Ok.

It is a time calibrator, not an amplitude calibrator. I'd be satisfied if the
peak-peak amplitudes are acceptably large.
Honestly, I haven’t had the time to check everything yet, but for what I’m using it for (mostly .1ms and 1ms time marks), it works like a charm.


Eric
 

Slight frequency oscillation is NORMAL and is called out in the calibration document. It is because the temperature variation of the ovenized crystal. the oscillation should coincide with the oven light cycling on and off. If you are warming up the 187 to calibrate something it needs a 2 hour warm up followed by the 30 minute ON warn up. The oven needs 2 hours to thermal soak the crystal.

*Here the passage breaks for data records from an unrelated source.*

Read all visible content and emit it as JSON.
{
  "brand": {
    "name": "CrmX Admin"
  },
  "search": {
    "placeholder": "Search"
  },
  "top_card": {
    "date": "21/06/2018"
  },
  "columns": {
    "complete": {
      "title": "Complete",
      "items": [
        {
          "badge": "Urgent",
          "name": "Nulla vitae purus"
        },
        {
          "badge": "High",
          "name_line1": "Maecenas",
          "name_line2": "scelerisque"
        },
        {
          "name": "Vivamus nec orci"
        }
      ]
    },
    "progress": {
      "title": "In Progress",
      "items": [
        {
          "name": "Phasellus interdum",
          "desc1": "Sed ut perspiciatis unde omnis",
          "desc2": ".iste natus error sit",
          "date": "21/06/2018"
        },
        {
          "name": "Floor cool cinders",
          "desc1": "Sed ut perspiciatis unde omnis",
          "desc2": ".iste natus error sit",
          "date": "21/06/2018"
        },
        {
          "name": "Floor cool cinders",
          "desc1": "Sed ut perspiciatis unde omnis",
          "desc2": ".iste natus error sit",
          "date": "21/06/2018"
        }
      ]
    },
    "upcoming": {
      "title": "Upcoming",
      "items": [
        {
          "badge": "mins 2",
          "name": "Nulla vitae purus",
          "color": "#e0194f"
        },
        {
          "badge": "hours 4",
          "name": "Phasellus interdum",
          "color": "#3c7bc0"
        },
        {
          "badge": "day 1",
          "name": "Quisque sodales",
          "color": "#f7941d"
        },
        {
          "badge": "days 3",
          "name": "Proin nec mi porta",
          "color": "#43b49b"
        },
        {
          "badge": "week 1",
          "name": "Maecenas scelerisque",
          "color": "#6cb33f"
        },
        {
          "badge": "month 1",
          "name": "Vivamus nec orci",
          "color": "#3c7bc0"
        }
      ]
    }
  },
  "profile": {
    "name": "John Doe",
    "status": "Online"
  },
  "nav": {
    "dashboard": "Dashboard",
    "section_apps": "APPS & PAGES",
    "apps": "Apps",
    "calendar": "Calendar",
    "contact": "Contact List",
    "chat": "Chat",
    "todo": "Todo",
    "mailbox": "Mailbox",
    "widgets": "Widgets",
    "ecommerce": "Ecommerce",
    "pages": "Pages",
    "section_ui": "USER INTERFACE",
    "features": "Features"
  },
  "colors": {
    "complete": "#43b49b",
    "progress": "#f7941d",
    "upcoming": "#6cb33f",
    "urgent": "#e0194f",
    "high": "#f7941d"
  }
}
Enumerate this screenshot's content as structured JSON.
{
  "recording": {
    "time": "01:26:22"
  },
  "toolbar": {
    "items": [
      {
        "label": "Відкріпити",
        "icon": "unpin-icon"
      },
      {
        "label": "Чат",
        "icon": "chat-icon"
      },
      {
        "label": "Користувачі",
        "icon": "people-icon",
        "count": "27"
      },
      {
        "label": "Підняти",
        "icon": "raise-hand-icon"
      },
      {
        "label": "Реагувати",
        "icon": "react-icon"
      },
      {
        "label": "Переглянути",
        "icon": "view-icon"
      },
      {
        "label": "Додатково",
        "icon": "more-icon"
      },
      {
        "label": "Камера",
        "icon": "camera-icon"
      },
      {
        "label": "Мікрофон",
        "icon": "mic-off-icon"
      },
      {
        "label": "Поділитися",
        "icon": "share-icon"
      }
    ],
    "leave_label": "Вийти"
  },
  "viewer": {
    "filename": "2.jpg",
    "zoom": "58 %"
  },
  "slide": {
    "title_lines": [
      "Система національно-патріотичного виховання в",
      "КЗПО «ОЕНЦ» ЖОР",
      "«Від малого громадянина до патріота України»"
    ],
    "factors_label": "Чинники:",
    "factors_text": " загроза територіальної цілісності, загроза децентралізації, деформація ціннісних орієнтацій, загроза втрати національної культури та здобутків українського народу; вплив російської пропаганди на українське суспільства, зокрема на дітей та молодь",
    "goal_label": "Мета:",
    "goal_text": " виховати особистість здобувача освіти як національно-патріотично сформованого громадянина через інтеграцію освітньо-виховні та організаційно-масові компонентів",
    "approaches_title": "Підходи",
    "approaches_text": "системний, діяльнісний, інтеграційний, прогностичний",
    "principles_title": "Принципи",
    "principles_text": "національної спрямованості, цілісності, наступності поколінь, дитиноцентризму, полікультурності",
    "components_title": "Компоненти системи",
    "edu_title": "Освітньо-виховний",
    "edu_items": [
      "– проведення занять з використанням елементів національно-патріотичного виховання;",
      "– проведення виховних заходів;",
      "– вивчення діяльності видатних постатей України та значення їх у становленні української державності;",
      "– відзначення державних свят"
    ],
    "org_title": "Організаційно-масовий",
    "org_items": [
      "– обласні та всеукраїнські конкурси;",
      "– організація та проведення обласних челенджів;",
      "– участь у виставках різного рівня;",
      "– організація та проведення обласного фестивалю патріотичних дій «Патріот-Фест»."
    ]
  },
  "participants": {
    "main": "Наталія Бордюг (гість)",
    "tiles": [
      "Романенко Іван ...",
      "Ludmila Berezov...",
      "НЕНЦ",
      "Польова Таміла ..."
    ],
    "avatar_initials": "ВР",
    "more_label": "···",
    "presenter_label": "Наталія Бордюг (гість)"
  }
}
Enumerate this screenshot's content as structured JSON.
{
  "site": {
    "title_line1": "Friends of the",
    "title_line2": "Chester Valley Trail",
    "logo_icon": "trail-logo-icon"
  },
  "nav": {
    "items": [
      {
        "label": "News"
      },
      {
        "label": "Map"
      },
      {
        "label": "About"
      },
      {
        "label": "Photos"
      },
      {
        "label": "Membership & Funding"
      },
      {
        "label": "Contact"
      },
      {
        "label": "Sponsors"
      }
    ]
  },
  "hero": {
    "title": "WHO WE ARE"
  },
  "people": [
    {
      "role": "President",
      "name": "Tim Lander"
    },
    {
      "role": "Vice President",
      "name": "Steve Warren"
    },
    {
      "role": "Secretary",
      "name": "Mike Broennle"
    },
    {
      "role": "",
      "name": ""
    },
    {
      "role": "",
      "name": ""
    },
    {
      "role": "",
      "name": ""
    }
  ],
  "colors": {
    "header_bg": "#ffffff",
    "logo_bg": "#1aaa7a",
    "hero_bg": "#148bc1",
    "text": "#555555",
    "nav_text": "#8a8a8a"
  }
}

Zen

On 7/31/2020 12:23 PM, Stephen wrote:
On Fri, Jul 31, 2020 at 04:44 AM, Mlynch001 wrote:

On Fri, Jul 31, 2020 at 10:26 AM, Stephen wrote:

s it acceptable? It oscillates between 10000.024 to 10000.030 kHz

I don’t feel confident nor confortable touching it. Would you?
In my opinion, Your counter could just as easily have an error and be reading
slightly high. Without a verifiable standard to compare either instrument
with, it is impossible to determine, I would leave it as is until you can
find a reliable standard source.


--
Michael Lynch
Dardanelle, AR
That’s pretty much what I thought too. Hence my hesitation to touch it.
And now that Ken mentioned it, the manual does indeed specify +/-100Hz.
And I’m off by about 30Hz. The couter can loose +/-1-10-7 / month. So even if the counter is slightly off, I should still be with specs, I guess.

PS: Did you receive my last email yesterday?


Stephen
 

On Fri, Jul 31, 2020 at 05:40 AM, Roy Morgan wrote:


The error reading you get from your counter seems to be on the order of one
fifth of one thousandth of a percent.
Yes, I think so.

The spec on the 184 is one thousandth of one percent.

So, IF the counter is dead on, the 184 error is well within specification. I
offer two questions:

1) Is the counter dead on?
It’s probably not “dead on”, but should be very close to it. It was last calibrated in 2010.


2) Why worry about it? Do you really need or want time marks to be accurate
to one thousandth of one percent?
No, you are right.

(Another way to think about this is: how
wide is the trace on a scope you might > want to calibrate?)
Good point.

Roy Morgan
K1LKY Western Mass

On Jul 31, 2020, at 11:52 AM, Ken Eckert <eckertkp@...> wrote:

From the manual:

2. Check Crystal Oscillator Frequency
a. Requirement-Frequency 1 0 MHz ± 1 00 Hz at ambient
room temperature. Crystal oven stabil ized. (Two hours
warm-up time after power is appl ied before crystal oven is
stabilized.)

On Fri, Jul 31, 2020 at 8:41 AM Tom Gardner <tggzzz@...> wrote:

On 31/07/20 16:26, Stephen wrote:
I have this Type 184 that I acquired a few months back from EBay.
...


Stephen
 

On Fri, Jul 31, 2020 at 05:48 AM, Eric wrote:


Slight frequency oscillation is NORMAL and is called out in the
calibration document. It is because the temperature variation of the
ovenized crystal. the oscillation should coincide with the oven light
cycling on and off.
I didn’t pay attention to that.

If you are warming up the 187 to calibrate something
it needs a 2 hour warm up followed by the 30 minute ON warn up. The oven
needs 2 hours to thermal soak the crystal.
Yes, I usually let it on and forget about it for 4 or 5 hours before I use it.

Zen


Stephen
 

So I guess that +27Hz / 10Mhz, after 40 years since it was last calibrated in 1982 says a lot about the build and design quality of this thing.


Dave Seiter
 

I know how you feel! I still have two GPSDOs and a couple of Rb units sitting around (just in case), but although having at least seven stable zeros is nice, it doesn't make the scope you're working on any more accurate.  Unsubscribing from Timenuts made my life easier...
-Dave

On Friday, July 31, 2020, 09:43:19 AM PDT, Stephen <stephen.nabet@...> wrote:

On Fri, Jul 31, 2020 at 05:36 AM, Tom Gardner wrote:

Ah. A perfectionist tweaker :)
Yes, I am.  I like precision.  Maybe I do have an OCD.  😂

A quick skim of the schematic makes me think I would expect to see offsets on
the outputs.
Ok.

It is a time calibrator, not an amplitude calibrator. I'd be satisfied if the
peak-peak amplitudes are acceptably large.
Honestly, I haven’t had the time to check everything yet, but for what I’m using it for (mostly .1ms and 1ms time marks), it works like a charm.